Border Area Monitoring
Border Area Monitoring
The service chain Border Area Monitoring puts a focus on the monitoring of border regions and the observation of border crossings and related infrastructure along the borders.
All products offered by the Migration and Border Monitoring pilot services aim at providing monitoring and surveillance services and to support situation awareness in border areas and in areas and/or along routes subject to migration and temporary settlement/urban extensions. The products provide a significant intelligence and decision support in order to help stakeholders involved in issues related to border control, migration and (temporary) settlements.
Users come from various domains, but mainly public, civil security and military stakeholders are addressed. The services can be offered worldwide; within GMOSAIC the focus is currently put on Eastern Europe and Central Africa.
Both the pilot services Border Area Monitoring and Monitoring Migration Routes and Settlements supply the following products:

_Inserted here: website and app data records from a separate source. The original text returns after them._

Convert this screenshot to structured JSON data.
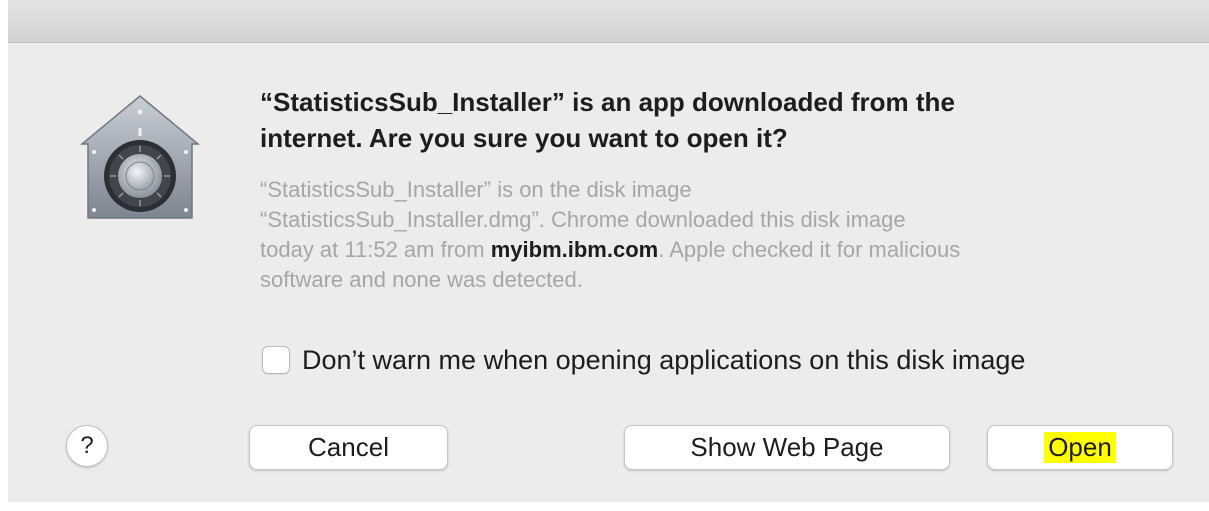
{
  "dialog": {
    "icon": "gatekeeper-vault-icon",
    "headline_line1": "“StatisticsSub_Installer” is an app downloaded from the",
    "headline_line2": "internet. Are you sure you want to open it?",
    "body": {
      "line1": "“StatisticsSub_Installer” is on the disk image",
      "line2": "“StatisticsSub_Installer.dmg”. Chrome downloaded this disk image",
      "line3_prefix": "today at 11:52 am from ",
      "line3_domain": "myibm.ibm.com",
      "line3_suffix": ". Apple checked it for malicious",
      "line4": "software and none was detected."
    },
    "checkbox": {
      "label": "Don’t warn me when opening applications on this disk image",
      "checked": false
    },
    "help_label": "?",
    "buttons": {
      "cancel": "Cancel",
      "show_web_page": "Show Web Page",
      "open": "Open"
    },
    "highlight_color": "#ffff00"
  }
}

Border Permeability Map showing the ease with which borders can be crossed
Extended Border Permeability Map which adds a trafficability map to the above
Change Detection Map showing changes between two points in time
Reference Map (basic), Reference Population Distribution Map and Reference Road Network Map providing background material for further analysis
Border Permeability Map / Extended Border Permeability Map
Border permeability maps (BPM) provide a description of the ease with which a border can be crossed, taking into account the topography and the land cover along the border, as well as the surveillance (border guard, check points) exerted along it.
Three kinds of permeability maps are provided based on three different criteria:
- Walking criterion BPIW (practicability)
- Hide criterion BPIH (hidability, possibility of remaining unseen)
- Secure criterion BPIS (effectiveness of border patrol)
BPIW shows the walking practicability of the area surrounding the border. It is obtained by combining the following normalized layers: Land cover, DEM and slope, roads density, rivers density.
BPIH shows the opportunities offered to a migrant from the area to hide during his travels towards the border. It will be higher in areas away from inhabited, sparsely populated and inaccessible areas. It is obtained by combining the following normalized layers: land cover, DEM and slope, night-lights, and population density.
BPIS represents the progress time necessary for the border guards to pursue the migrants from the Border Control Point on this walking surface.
This index is achieved by means of cost functions. The values fall between 0 - 20 hours; higher values correspond to EBPM, the extended BPM, consists of a BPM and a “Trafficability Map”. The BPM is based on the approach described above with the difference that the secure criterion will not be included in the BPM but in the Trafficability Map (trafficability is a measure of the capability for vehicular movement through some regions).
Change Detection Map
An example of this is supplied on the Monitoring Migration Routes and Settlements page.
Reference Map (basic), Reference Population Distribution Map and Reference Road Network Map
Examples of these products are supplied on the Monitoring Migration Routes and Settlements page.
This service is coordinated by Astrium GEO-Information Services with the efforts of further partners inside the G-MOSAIC consortium: e-geos, Eurosense, University of Rome/San Marco Project Research Centre, Space Research Centre Polish Academy of Sciences.
Click the link below to download the brochure (for the two service chains Border Area Monitoring and Monitoring Migration Routes and Settlements):
|Border Area Monitoring - Migration Routes and Settlements|